President Trump called a federal Obamacare director in August to tell her to reject an application from Iowa officials to improve the state’s Affordable Care Act individual marketplace after reading a newspaper article about it, the Washington Post reported Thursday.
Officials in GOP-held Iowa had applied for a Section 1332 waiver, which allows states to make changes to how they provide Obamacare services as long as they don’t reduce coverage or make it more expensive. The officials, including state insurance commissioner Doug Ommen, wanted to implement a “stopgap measure” to make the marketplace more competitive in an effort to lower costs — a plan other states were keeping an eye on to gauge its effectiveness. In September, Ommen argued that, without the waiver, “over 20,000 middle class farmers, early retirees and self-employed Iowans will likely either go uninsured or leave Iowa.”
Trump reportedly read about Ommen’s efforts in a Wall Street Journal article, then tried to contact then-Health and Human Services Secretary Tom Price (who resigned amid a chartered flight scandal last week) by phone but was unable to reach him because he was on a trip in Asia. So Trump instead contacted Seema Verma, administrator of the Centers for Medicare and Medicaid Service, the agency that reviews the Section 1332 waivers and “had been working closely with Iowa as it fine-tuned its submission.” Verma is seen as less likely than Price was to attempt to sabotage Obamacare.
Iowa officials planned to get rid of the state’s Obamacare exchange and replace subsidies with tax credits in an effort to expand insurance options, but even that was deemed unacceptable by Trump, whose administration is attempting to dismantle Obamacare after repeated failed efforts by congressional Republicans to repeal the law. The state’s waiver application is reportedly complete and currently under review, and some administration officials disagree with Trump that it should be rejected.
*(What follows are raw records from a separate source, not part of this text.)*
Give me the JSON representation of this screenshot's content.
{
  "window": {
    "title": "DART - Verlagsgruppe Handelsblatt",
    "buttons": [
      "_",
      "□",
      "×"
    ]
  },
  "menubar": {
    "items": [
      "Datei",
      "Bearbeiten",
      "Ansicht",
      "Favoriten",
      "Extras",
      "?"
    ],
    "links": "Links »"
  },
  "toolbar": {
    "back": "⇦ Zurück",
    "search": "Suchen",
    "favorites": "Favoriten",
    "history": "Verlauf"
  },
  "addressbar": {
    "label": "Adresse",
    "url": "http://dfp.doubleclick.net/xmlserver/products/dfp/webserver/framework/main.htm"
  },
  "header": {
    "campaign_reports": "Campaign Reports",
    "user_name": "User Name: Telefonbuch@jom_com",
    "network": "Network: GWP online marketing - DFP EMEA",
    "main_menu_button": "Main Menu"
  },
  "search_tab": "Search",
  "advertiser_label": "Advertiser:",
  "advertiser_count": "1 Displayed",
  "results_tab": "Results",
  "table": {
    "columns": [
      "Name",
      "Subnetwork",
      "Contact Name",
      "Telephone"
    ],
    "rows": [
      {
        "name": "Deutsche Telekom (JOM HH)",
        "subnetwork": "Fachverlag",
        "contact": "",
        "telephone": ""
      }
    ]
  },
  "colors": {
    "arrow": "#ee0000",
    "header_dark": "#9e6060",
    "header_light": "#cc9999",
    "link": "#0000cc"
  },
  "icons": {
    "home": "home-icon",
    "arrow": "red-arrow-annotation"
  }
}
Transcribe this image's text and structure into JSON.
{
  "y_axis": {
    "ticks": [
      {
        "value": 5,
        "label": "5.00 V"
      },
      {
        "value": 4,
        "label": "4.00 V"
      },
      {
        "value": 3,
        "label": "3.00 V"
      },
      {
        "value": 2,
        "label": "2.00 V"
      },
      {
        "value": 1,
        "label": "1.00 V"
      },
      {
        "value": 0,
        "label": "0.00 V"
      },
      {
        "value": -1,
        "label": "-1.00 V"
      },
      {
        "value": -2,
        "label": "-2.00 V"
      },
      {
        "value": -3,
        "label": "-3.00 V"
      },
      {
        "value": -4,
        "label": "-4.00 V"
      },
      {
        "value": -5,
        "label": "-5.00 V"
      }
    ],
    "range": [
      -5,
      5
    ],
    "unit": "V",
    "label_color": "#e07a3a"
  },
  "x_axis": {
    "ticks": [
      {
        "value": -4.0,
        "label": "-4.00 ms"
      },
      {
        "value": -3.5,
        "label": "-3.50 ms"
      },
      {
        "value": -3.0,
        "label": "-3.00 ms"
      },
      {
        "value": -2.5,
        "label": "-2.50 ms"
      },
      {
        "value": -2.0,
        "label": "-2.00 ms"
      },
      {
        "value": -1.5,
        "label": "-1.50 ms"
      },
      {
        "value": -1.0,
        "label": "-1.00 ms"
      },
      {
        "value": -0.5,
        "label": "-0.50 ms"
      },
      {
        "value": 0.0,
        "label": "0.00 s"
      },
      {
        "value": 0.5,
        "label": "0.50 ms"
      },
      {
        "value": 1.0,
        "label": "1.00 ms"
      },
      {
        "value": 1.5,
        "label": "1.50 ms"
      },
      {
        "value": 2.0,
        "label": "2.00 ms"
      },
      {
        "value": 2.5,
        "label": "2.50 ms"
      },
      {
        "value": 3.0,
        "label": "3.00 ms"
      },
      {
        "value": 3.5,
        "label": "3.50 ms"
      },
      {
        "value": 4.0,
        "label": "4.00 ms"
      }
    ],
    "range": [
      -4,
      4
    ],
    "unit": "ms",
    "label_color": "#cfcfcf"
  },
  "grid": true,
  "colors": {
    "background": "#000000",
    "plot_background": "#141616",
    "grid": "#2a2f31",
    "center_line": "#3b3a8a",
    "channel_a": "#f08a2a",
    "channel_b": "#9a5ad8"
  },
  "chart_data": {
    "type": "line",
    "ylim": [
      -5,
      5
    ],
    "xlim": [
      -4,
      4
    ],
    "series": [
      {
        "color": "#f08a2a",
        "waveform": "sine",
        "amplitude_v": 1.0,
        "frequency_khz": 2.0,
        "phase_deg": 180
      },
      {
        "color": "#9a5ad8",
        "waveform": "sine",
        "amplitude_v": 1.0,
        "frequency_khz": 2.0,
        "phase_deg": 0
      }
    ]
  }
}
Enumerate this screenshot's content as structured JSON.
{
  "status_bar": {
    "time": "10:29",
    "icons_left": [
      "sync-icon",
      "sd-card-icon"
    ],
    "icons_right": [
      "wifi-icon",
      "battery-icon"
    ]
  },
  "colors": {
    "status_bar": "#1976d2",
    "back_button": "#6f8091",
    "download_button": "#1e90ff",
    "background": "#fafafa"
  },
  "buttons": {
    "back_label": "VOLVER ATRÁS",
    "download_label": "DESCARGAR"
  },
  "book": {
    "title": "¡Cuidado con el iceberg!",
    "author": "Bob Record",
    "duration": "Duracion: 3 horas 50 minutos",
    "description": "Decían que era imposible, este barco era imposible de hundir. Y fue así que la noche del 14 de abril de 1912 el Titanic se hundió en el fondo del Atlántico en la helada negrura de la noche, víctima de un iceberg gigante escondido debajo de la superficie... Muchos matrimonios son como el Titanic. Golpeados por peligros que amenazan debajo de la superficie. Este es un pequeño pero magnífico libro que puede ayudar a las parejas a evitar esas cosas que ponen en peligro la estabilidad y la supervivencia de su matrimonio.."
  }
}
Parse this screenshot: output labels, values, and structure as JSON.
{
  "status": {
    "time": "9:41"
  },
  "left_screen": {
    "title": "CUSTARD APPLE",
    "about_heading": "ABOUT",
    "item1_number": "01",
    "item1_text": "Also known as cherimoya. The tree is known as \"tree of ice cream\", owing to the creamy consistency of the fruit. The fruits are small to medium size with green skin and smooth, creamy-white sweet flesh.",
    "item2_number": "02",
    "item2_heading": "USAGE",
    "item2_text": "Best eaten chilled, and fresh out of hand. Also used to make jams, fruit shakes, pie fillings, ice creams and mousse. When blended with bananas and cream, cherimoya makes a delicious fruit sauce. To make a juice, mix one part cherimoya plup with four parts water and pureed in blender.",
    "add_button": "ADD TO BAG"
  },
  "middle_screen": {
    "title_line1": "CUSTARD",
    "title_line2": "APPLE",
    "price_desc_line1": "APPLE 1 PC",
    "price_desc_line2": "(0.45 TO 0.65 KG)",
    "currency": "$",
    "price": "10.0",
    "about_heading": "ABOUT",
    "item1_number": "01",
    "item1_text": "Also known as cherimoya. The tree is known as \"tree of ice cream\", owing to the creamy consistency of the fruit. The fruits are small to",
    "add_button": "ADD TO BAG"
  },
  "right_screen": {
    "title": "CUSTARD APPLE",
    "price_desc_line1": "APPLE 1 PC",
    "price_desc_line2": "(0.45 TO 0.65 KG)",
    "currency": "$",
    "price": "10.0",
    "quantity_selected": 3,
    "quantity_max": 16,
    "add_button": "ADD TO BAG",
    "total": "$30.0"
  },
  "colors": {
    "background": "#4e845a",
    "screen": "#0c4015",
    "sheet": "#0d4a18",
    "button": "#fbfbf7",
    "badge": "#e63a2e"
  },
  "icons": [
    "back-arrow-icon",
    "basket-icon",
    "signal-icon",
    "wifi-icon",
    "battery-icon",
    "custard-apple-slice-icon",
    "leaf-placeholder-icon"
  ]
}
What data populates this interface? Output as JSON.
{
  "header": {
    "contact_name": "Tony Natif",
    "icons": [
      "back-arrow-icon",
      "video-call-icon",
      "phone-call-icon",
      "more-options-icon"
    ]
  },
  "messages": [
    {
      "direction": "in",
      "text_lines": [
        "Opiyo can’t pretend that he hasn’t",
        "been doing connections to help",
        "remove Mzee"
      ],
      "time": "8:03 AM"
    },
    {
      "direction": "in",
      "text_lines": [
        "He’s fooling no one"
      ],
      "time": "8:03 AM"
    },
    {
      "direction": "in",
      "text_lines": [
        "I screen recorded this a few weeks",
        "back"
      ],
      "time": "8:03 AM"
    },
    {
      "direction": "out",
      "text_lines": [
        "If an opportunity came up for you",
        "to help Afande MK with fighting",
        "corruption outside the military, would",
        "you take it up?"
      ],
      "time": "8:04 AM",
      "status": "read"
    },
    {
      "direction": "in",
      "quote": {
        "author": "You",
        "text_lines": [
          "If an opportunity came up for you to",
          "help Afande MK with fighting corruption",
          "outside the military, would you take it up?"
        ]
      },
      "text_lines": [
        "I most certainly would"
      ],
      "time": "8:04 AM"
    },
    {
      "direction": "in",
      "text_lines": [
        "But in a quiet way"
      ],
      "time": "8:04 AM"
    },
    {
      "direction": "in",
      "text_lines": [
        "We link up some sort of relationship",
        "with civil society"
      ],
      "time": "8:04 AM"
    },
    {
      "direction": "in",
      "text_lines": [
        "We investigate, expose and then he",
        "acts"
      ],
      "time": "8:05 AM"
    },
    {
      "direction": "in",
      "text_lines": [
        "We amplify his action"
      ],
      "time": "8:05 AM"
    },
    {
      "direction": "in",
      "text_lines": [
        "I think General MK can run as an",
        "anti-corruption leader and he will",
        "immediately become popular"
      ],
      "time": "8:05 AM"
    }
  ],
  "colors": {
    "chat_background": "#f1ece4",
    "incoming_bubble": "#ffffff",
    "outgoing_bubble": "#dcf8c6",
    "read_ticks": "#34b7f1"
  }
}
“Supporters of the Affordable Care Act see the president’s opposition even to changes sought by conservative states as part of a broader campaign by his administration to undermine the 2010 health-care law,” the Post reported. “In addition to trying to cut funding for the ACA, the Trump administration also is hampering state efforts to control premiums. In the case of Iowa, that involved a highly unusual intervention by the president himself.”